(Problem requirements) Repeat the records below verbatim, and do not copy their pictures.
··· Given information ···
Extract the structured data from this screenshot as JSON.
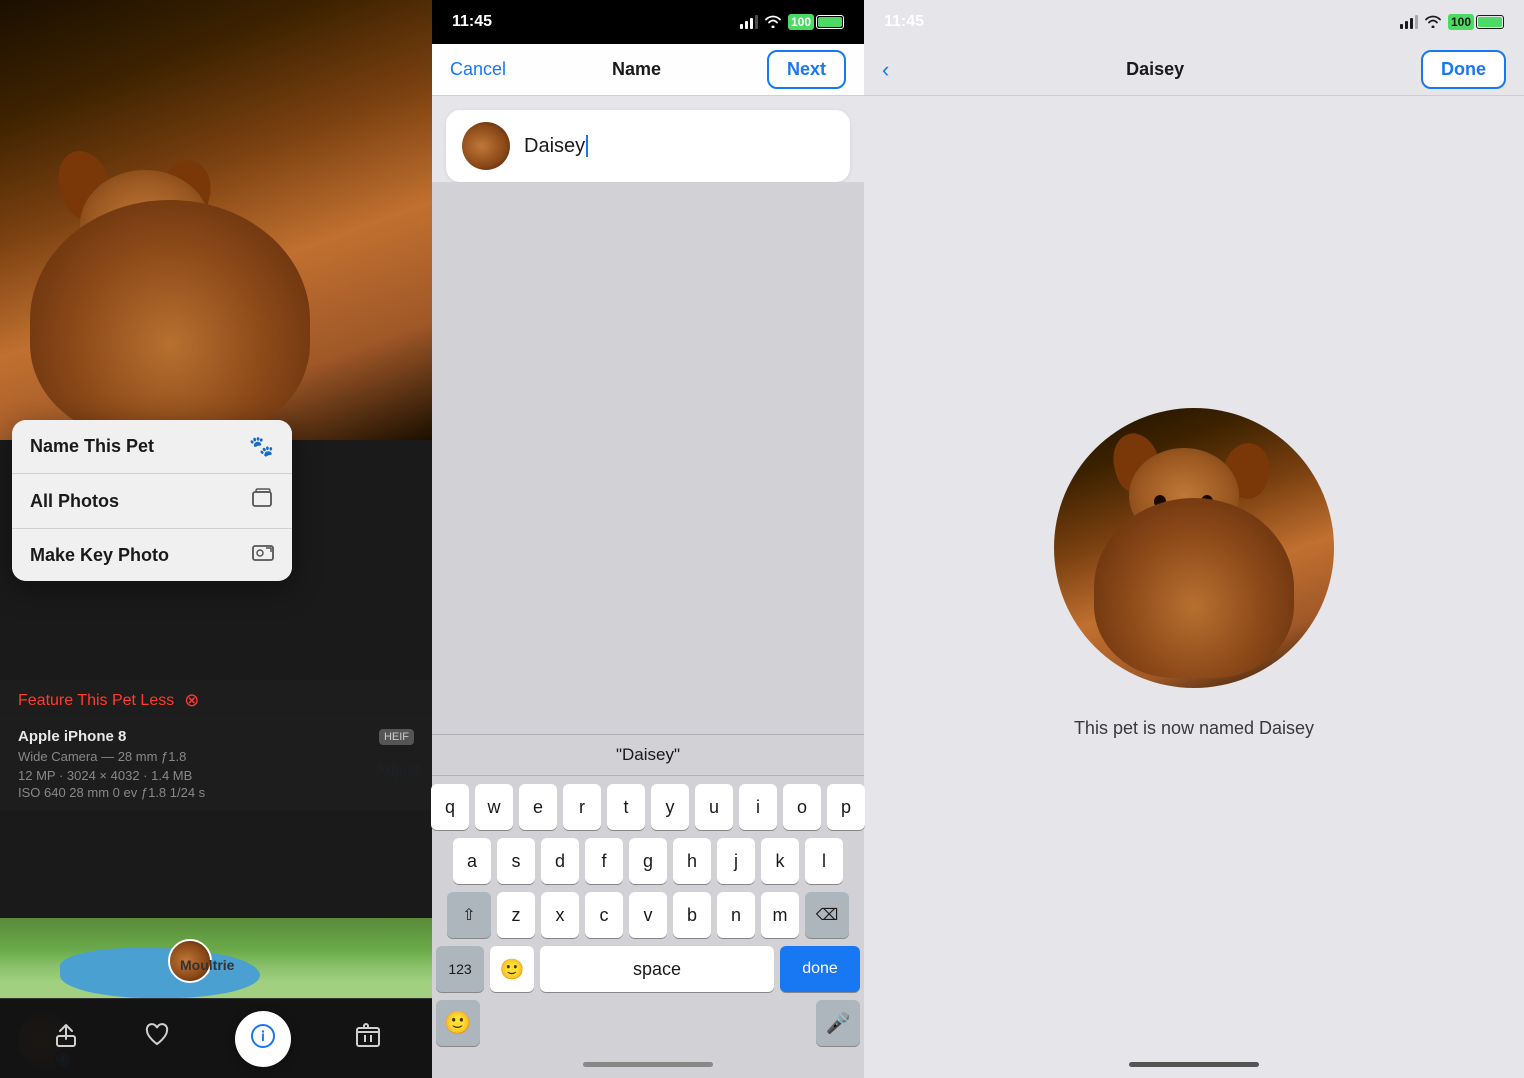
{
  "panel1": {
    "popup": {
      "items": [
        {
          "label": "Name This Pet",
          "icon": "🐾"
        },
        {
          "label": "All Photos",
          "icon": "⬛"
        },
        {
          "label": "Make Key Photo",
          "icon": "🖼"
        }
      ]
    },
    "feature_pet_less": "Feature This Pet Less",
    "device": {
      "name": "Apple iPhone 8",
      "badge": "HEIF",
      "camera": "Wide Camera — 28 mm ƒ1.8",
      "specs": "12 MP · 3024 × 4032 · 1.4 MB",
      "exif": "ISO 640    28 mm    0 ev    ƒ1.8    1/24 s"
    },
    "map_label": "Moultrie",
    "adjust": "Adjust"
  },
  "panel2": {
    "status": {
      "time": "11:45",
      "battery": "100"
    },
    "nav": {
      "cancel": "Cancel",
      "title": "Name",
      "next": "Next"
    },
    "input": {
      "value": "Daisey"
    },
    "suggestion": "\"Daisey\"",
    "keyboard": {
      "row1": [
        "q",
        "w",
        "e",
        "r",
        "t",
        "y",
        "u",
        "i",
        "o",
        "p"
      ],
      "row2": [
        "a",
        "s",
        "d",
        "f",
        "g",
        "h",
        "j",
        "k",
        "l"
      ],
      "row3": [
        "z",
        "x",
        "c",
        "v",
        "b",
        "n",
        "m"
      ],
      "numbers": "123",
      "space": "space",
      "done": "done"
    }
  },
  "panel3": {
    "status": {
      "time": "11:45",
      "battery": "100"
    },
    "nav": {
      "title": "Daisey",
      "done": "Done"
    },
    "caption": "This pet is now named Daisey"
  }
}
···
(Response area)
Extract the structured data from this screenshot as JSON.
{
  "panel1": {
    "popup": {
      "items": [
        {
          "label": "Name This Pet",
          "icon": "🐾"
        },
        {
          "label": "All Photos",
          "icon": "⬛"
        },
        {
          "label": "Make Key Photo",
          "icon": "🖼"
        }
      ]
    },
    "feature_pet_less": "Feature This Pet Less",
    "device": {
      "name": "Apple iPhone 8",
      "badge": "HEIF",
      "camera": "Wide Camera — 28 mm ƒ1.8",
      "specs": "12 MP · 3024 × 4032 · 1.4 MB",
      "exif": "ISO 640    28 mm    0 ev    ƒ1.8    1/24 s"
    },
    "map_label": "Moultrie",
    "adjust": "Adjust"
  },
  "panel2": {
    "status": {
      "time": "11:45",
      "battery": "100"
    },
    "nav": {
      "cancel": "Cancel",
      "title": "Name",
      "next": "Next"
    },
    "input": {
      "value": "Daisey"
    },
    "suggestion": "\"Daisey\"",
    "keyboard": {
      "row1": [
        "q",
        "w",
        "e",
        "r",
        "t",
        "y",
        "u",
        "i",
        "o",
        "p"
      ],
      "row2": [
        "a",
        "s",
        "d",
        "f",
        "g",
        "h",
        "j",
        "k",
        "l"
      ],
      "row3": [
        "z",
        "x",
        "c",
        "v",
        "b",
        "n",
        "m"
      ],
      "numbers": "123",
      "space": "space",
      "done": "done"
    }
  },
  "panel3": {
    "status": {
      "time": "11:45",
      "battery": "100"
    },
    "nav": {
      "title": "Daisey",
      "done": "Done"
    },
    "caption": "This pet is now named Daisey"
  }
}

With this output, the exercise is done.